New Delhi, Oct 24 (UNI) A festival of films from South Asian countries will open in the capital tomorrow in what is being viewed as the first attempt to explore commonalities running through their cultures and usher in an era of peace in the subcontinent. About 70 films in the mainstream cinema, documentaries and short films from Afghanistan, Bangladesh, Bhutan, India, Maladives, Nepal, Pakistan and Sri Lanka will be screened at the inaugural South Asian Film Festival, to be held in the Capital from tomorrow evening.
Speaking at a press meet to announce the festival, being organised by the South Asian Foundation in association with the Indian Council for Cultural Relations, here this evening, secretary general of the foundation Rahul Barua said the festival was a continuance of its decade-long efforts to foster cooperation and understanding among people of the region and to kindle a spirit of oneness between them.
''The aim of the film festival is to explore commonalities that run across cultures in South Asia as well as to forge an environment of peace and harmony among people of the region,'' Barua said.
''When it comes to facilitating cultural interaction between people of South Asian countries, there cannot be a better vehicle than a festival showcasing their films from a common platform as films are the only mode of entertainment for millions of people in these countries,''he said.
So, the week-lonmg film festival will have over 40 eminent filmmakers and film personalities from various South Asian countries discuss their work, exchange creative and technical expertise in filmmaking and ensure participation of policy planners and opinion leaders.
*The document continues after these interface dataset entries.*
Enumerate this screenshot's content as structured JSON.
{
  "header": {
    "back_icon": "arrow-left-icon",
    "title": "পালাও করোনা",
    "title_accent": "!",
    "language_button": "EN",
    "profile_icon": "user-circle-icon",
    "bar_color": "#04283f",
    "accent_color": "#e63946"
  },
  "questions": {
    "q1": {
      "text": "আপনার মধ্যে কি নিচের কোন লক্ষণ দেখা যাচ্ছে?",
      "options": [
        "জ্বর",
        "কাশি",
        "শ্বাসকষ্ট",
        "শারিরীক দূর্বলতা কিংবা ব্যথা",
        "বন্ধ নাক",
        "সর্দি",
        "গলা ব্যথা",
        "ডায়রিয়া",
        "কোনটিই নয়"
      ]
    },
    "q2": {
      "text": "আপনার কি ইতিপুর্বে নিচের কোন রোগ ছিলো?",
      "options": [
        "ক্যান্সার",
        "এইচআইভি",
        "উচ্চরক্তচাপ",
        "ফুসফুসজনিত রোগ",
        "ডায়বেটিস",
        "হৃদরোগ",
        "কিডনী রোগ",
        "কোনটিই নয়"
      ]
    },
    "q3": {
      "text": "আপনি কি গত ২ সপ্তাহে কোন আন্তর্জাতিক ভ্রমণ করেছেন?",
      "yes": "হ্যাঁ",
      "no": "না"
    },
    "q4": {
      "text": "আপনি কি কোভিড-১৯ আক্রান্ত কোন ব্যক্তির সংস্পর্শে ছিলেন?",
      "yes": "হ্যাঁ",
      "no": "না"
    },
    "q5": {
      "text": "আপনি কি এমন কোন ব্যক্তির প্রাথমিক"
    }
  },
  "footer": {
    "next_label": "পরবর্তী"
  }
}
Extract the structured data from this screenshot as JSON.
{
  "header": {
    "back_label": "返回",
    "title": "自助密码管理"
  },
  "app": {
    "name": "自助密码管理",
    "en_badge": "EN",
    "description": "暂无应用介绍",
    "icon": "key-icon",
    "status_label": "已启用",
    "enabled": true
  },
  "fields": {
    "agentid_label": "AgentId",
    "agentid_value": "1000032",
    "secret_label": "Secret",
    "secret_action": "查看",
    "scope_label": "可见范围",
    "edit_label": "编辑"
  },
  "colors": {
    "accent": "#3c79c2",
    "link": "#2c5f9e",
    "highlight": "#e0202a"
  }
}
The festival, which opens tomorrow with the World Premiere of the Sri Lankan film 'Dheevari', directed by Lankan filmmaker Salinda Perera, will also see participation from eminent Indian filmmakers like National award winner Madhur Bhandarkar, veteran filmmakers Subhash Ghai and Shyam Benegal.
Speaking on the occasion, festival director Rameeza Akhtar, an eminent singer and theatre artist and executive member of Governing council of the Foundation, said,''South Asian countries have a lot of commonalities running through them.
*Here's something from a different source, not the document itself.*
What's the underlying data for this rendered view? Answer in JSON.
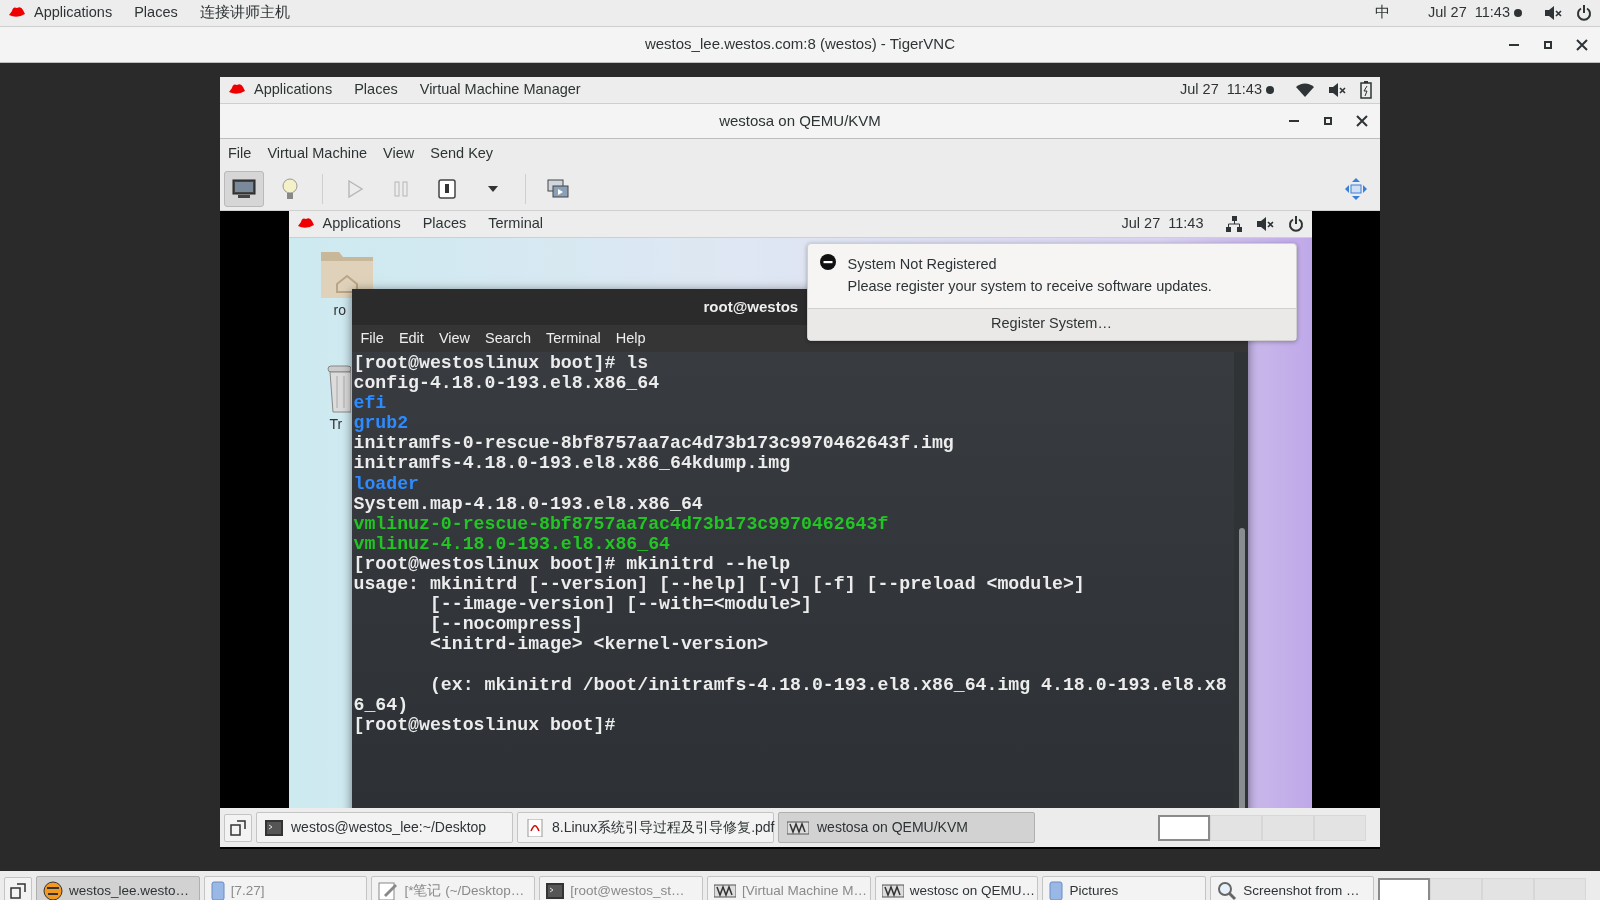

Whether it be Nepal, Bangladesh, Sri Lanka, India or Pakistan, all of them have common customs. This is what we seek to bring out through the festival.'' Also present on the occasion was Pakistani actress Sania Ansari, who is among the South Asian film personalities actively supporting the endeavour.
''I feel that cultural events like this film festival, which will screen films running across a wide range of genres - from parallel films to the so-called 'multiplex' films to those by established filmakers, play a greater role in bridging gap between cultures.
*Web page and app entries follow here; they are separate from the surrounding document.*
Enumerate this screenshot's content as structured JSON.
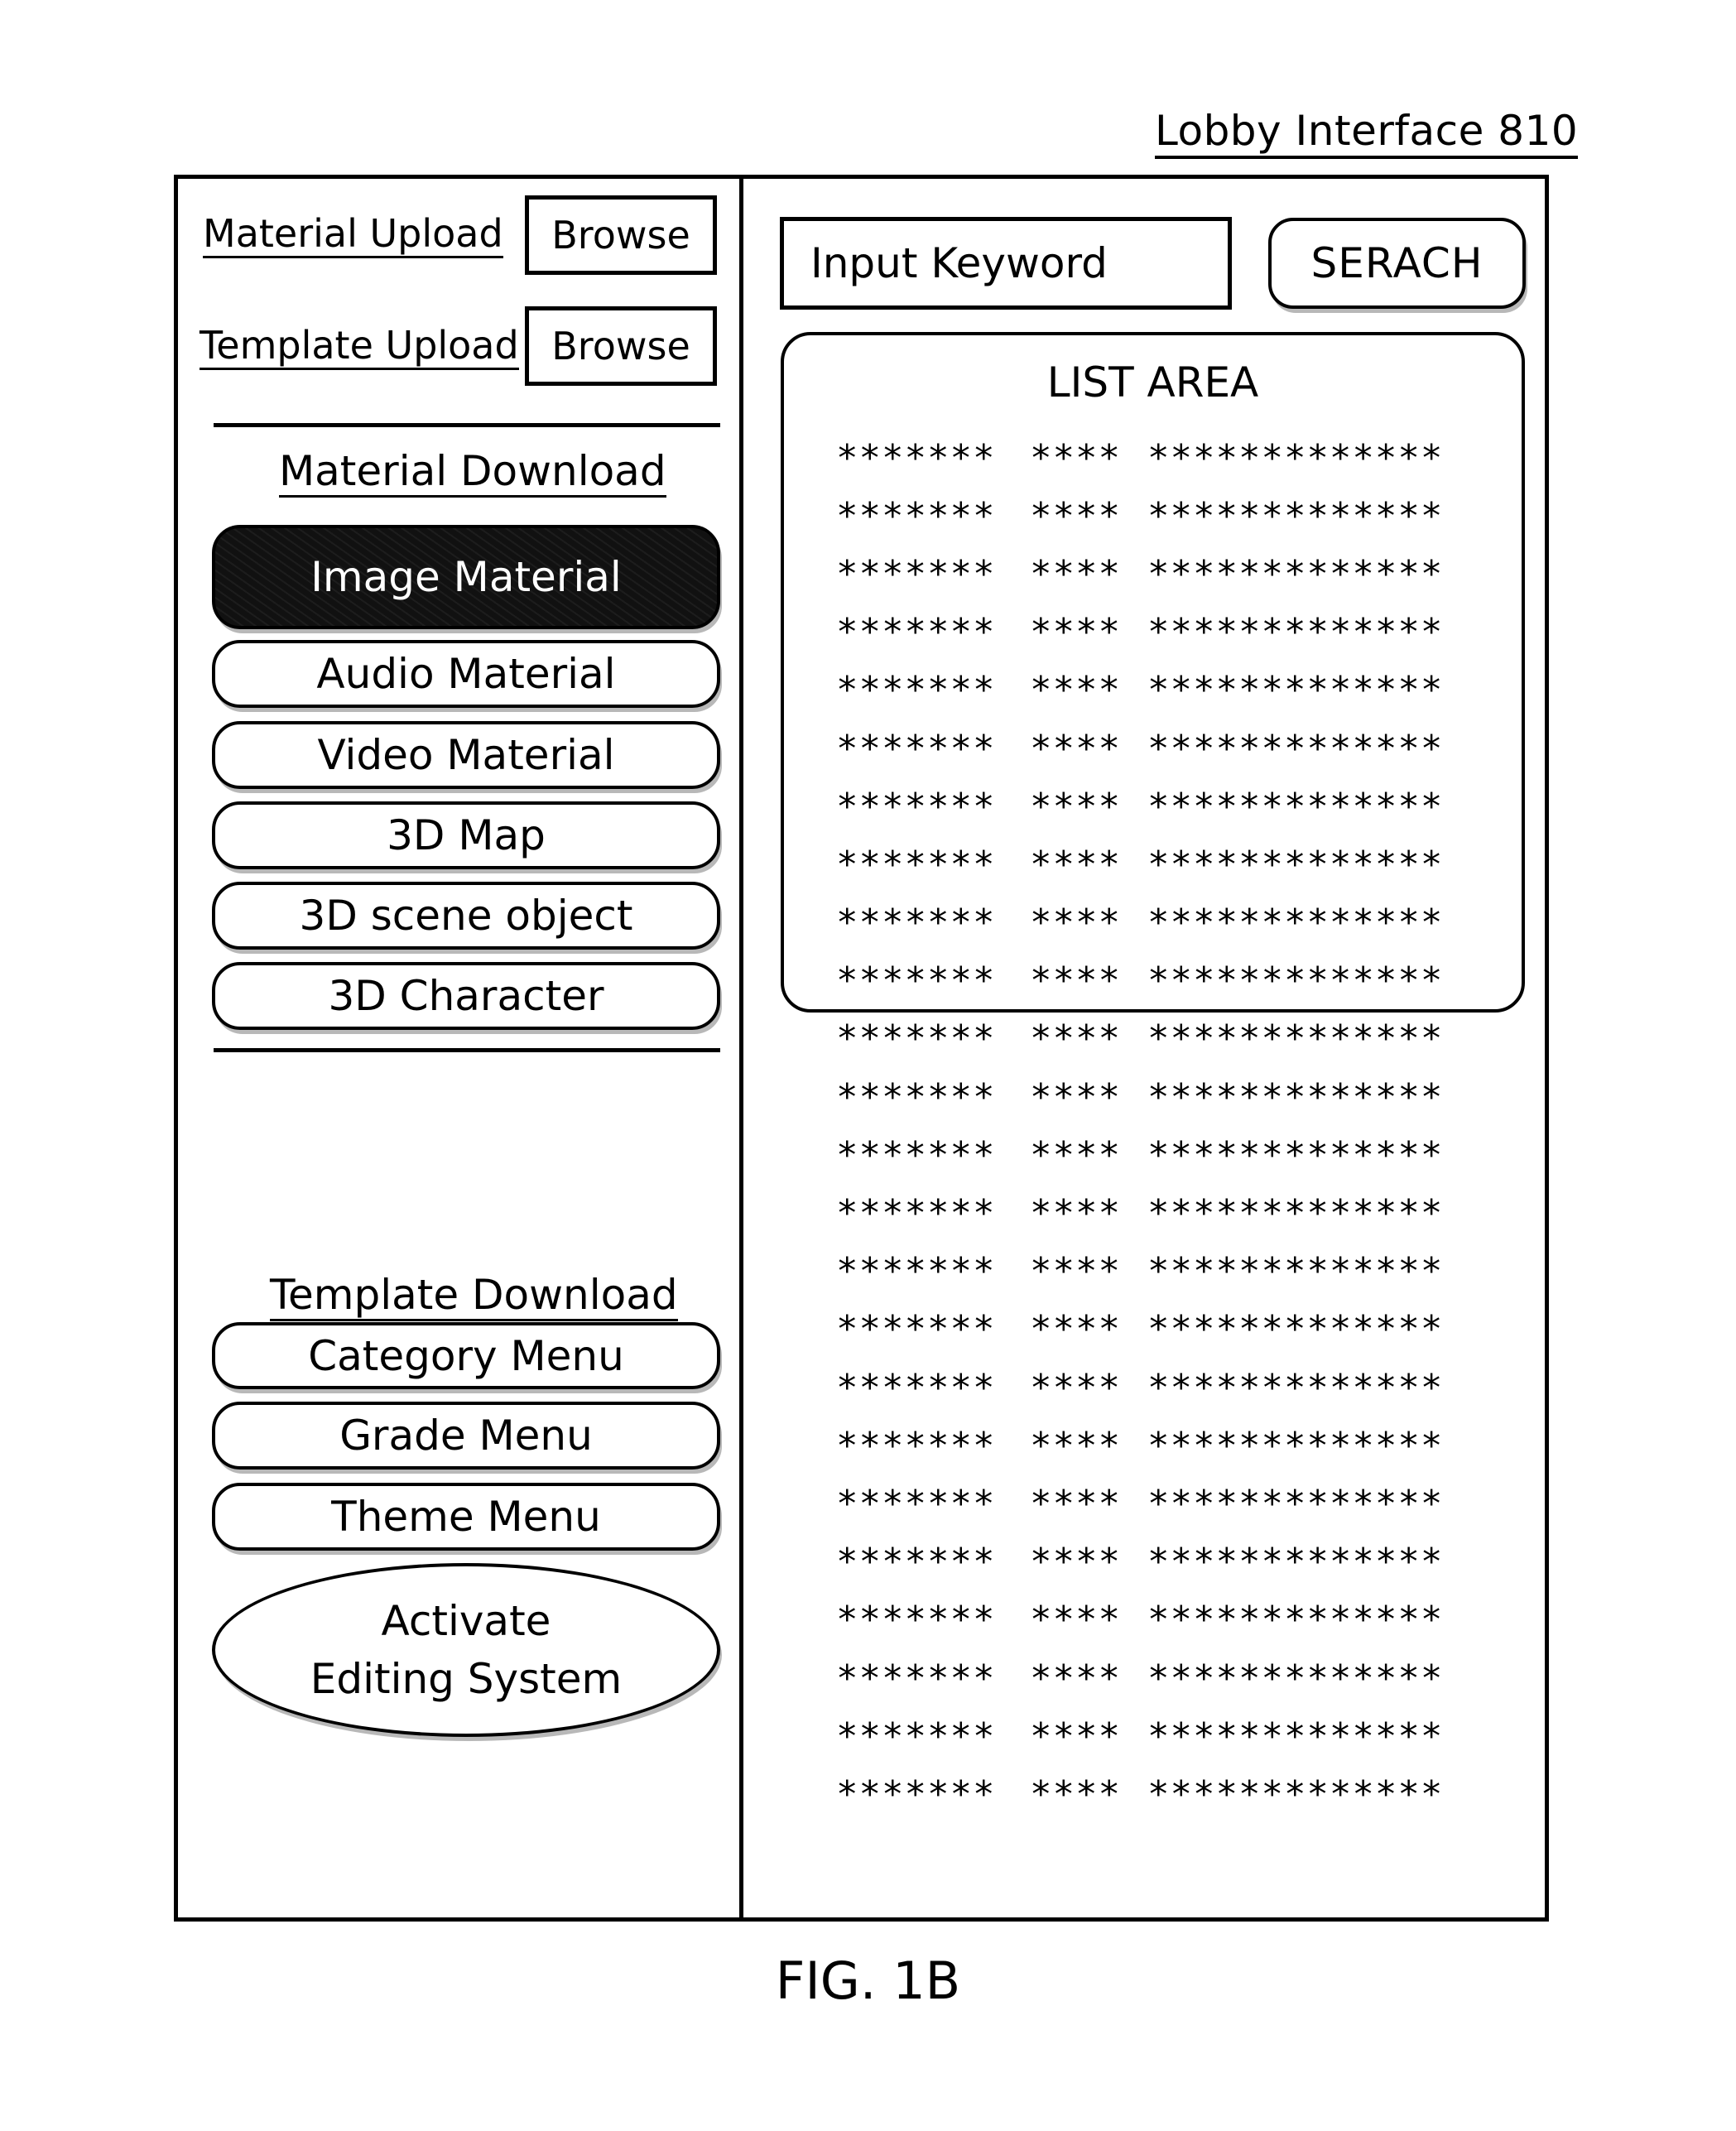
{
  "header": {
    "title": "Lobby Interface 810"
  },
  "upload": {
    "material_label": "Material Upload",
    "material_browse": "Browse",
    "template_label": "Template Upload",
    "template_browse": "Browse"
  },
  "material_download": {
    "heading": "Material Download",
    "items": [
      {
        "label": "Image Material",
        "selected": true
      },
      {
        "label": "Audio Material",
        "selected": false
      },
      {
        "label": "Video Material",
        "selected": false
      },
      {
        "label": "3D Map",
        "selected": false
      },
      {
        "label": "3D scene object",
        "selected": false
      },
      {
        "label": "3D Character",
        "selected": false
      }
    ]
  },
  "template_download": {
    "heading": "Template Download",
    "items": [
      {
        "label": "Category Menu"
      },
      {
        "label": "Grade Menu"
      },
      {
        "label": "Theme Menu"
      }
    ]
  },
  "activate": {
    "line1": "Activate",
    "line2": "Editing System"
  },
  "search": {
    "placeholder": "Input Keyword",
    "button": "SERACH"
  },
  "list_area": {
    "title": "LIST AREA",
    "rows": [
      [
        "*******",
        "****",
        "*************"
      ],
      [
        "*******",
        "****",
        "*************"
      ],
      [
        "*******",
        "****",
        "*************"
      ],
      [
        "*******",
        "****",
        "*************"
      ],
      [
        "*******",
        "****",
        "*************"
      ],
      [
        "*******",
        "****",
        "*************"
      ],
      [
        "*******",
        "****",
        "*************"
      ],
      [
        "*******",
        "****",
        "*************"
      ],
      [
        "*******",
        "****",
        "*************"
      ],
      [
        "*******",
        "****",
        "*************"
      ],
      [
        "*******",
        "****",
        "*************"
      ],
      [
        "*******",
        "****",
        "*************"
      ],
      [
        "*******",
        "****",
        "*************"
      ],
      [
        "*******",
        "****",
        "*************"
      ],
      [
        "*******",
        "****",
        "*************"
      ],
      [
        "*******",
        "****",
        "*************"
      ],
      [
        "*******",
        "****",
        "*************"
      ],
      [
        "*******",
        "****",
        "*************"
      ],
      [
        "*******",
        "****",
        "*************"
      ],
      [
        "*******",
        "****",
        "*************"
      ],
      [
        "*******",
        "****",
        "*************"
      ],
      [
        "*******",
        "****",
        "*************"
      ],
      [
        "*******",
        "****",
        "*************"
      ],
      [
        "*******",
        "****",
        "*************"
      ]
    ]
  },
  "caption": "FIG. 1B",
  "colors": {
    "ink": "#000000",
    "selected_fill": "#111111",
    "shadow": "#b8b8b8",
    "background": "#ffffff"
  }
}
Further, it also provides an opportunity for filmmakers in countries like, say, Pakistan and Bangladesh to showcase their films to a wide audience,''Sania said.
The films being screened at the festival were selected by a team of experts from the Foundation. Further, a steering committee for the film festival comprising Union Minister Kapil Sibal, filmmakers Gautam Ghose, Shyam Benegal, Sudhir Misra, Punkuj Parashar and actor Vinod Khanna have given a new dimension to the festival by identifying a socio-political role for cinema in the growth and prosperity of the South Asian region.
UNI AR VD DB2014